▶ **What you need to do**
Work out how many lines in the material below hold "override", then give only that number.

▶ **Extracted information**
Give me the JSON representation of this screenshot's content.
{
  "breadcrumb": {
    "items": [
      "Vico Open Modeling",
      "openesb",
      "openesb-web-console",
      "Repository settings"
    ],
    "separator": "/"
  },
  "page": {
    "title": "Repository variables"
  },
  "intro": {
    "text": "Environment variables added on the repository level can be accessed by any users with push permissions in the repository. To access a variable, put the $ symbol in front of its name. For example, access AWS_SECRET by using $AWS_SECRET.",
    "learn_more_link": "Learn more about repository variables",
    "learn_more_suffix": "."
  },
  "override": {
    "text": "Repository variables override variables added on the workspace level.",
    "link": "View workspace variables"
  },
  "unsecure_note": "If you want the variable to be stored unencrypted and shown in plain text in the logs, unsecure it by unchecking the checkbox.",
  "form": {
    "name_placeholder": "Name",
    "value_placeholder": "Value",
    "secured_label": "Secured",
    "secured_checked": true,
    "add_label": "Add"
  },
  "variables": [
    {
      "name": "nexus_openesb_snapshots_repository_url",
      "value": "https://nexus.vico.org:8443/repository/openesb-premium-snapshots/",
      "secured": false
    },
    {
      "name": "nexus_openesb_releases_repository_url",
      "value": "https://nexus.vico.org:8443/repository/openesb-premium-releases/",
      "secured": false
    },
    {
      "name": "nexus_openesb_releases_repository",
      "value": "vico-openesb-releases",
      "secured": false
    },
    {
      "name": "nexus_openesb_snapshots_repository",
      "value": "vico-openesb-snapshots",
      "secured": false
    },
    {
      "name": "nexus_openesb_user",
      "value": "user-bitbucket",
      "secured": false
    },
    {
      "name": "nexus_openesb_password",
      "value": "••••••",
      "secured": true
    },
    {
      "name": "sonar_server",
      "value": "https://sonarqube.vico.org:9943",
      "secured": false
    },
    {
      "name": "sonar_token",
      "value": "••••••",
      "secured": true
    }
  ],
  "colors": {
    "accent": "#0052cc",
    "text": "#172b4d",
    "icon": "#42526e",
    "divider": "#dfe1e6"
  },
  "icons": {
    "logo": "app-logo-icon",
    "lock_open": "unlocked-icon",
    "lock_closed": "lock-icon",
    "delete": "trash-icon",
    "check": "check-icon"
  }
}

▶ **Solution for this problem**
2